**Aim of the task:**
Scan the records for the string "content", then copy each line that has it.

[Component data from apps and pages]
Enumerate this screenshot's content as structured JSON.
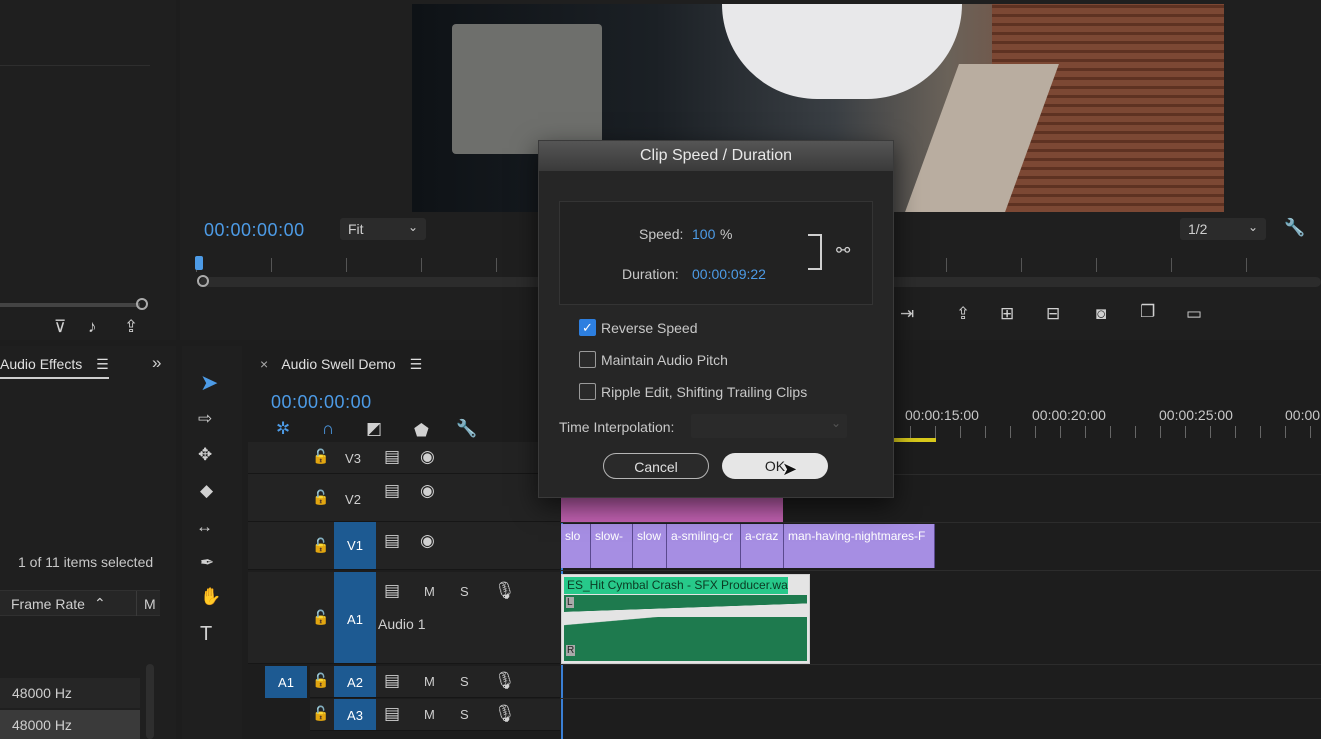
{
  "program_monitor": {
    "timecode": "00:00:00:00",
    "fit_label": "Fit",
    "resolution_label": "1/2"
  },
  "audio_effects_panel": {
    "tab_label": "Audio Effects",
    "items_selected": "1 of 11 items selected",
    "column_frame_rate": "Frame Rate",
    "column_m": "M",
    "rows": [
      "48000 Hz",
      "48000 Hz"
    ]
  },
  "timeline": {
    "sequence_name": "Audio Swell Demo",
    "timecode": "00:00:00:00",
    "ruler_labels": [
      "00:00:15:00",
      "00:00:20:00",
      "00:00:25:00",
      "00:00"
    ],
    "tracks": {
      "v3": "V3",
      "v2": "V2",
      "v1": "V1",
      "a1": "A1",
      "a1_name": "Audio 1",
      "a2": "A2",
      "a3": "A3",
      "source_a1": "A1",
      "mute": "M",
      "solo": "S"
    },
    "video_clips": [
      "slo",
      "slow-",
      "slow",
      "a-smiling-cr",
      "a-craz",
      "man-having-nightmares-F"
    ],
    "audio_clip": {
      "name": "ES_Hit Cymbal Crash - SFX Producer.wav",
      "channel_l": "L",
      "channel_r": "R"
    }
  },
  "dialog": {
    "title": "Clip Speed / Duration",
    "speed_label": "Speed:",
    "speed_value": "100",
    "speed_unit": "%",
    "duration_label": "Duration:",
    "duration_value": "00:00:09:22",
    "reverse_speed": {
      "label": "Reverse Speed",
      "checked": true
    },
    "maintain_pitch": {
      "label": "Maintain Audio Pitch",
      "checked": false
    },
    "ripple_edit": {
      "label": "Ripple Edit, Shifting Trailing Clips",
      "checked": false
    },
    "interpolation_label": "Time Interpolation:",
    "cancel_label": "Cancel",
    "ok_label": "OK"
  },
  "colors": {
    "accent_blue": "#4d9be6",
    "video_clip": "#a68ee3",
    "v2_clip": "#c060b0",
    "audio_clip": "#1e7a4e",
    "audio_clip_header": "#27c98a",
    "work_area": "#d8c91b"
  }
}
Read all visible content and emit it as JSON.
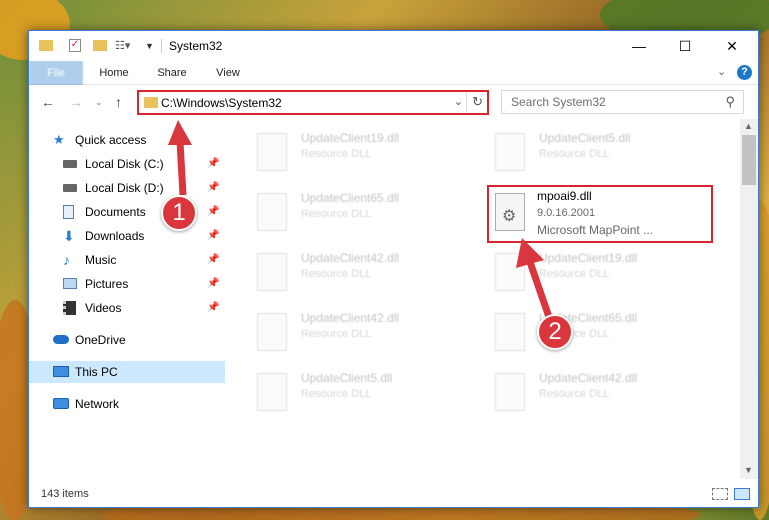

**Expected output:**
Enumerate this screenshot's content as structured JSON.
Read all visible content and emit it as JSON.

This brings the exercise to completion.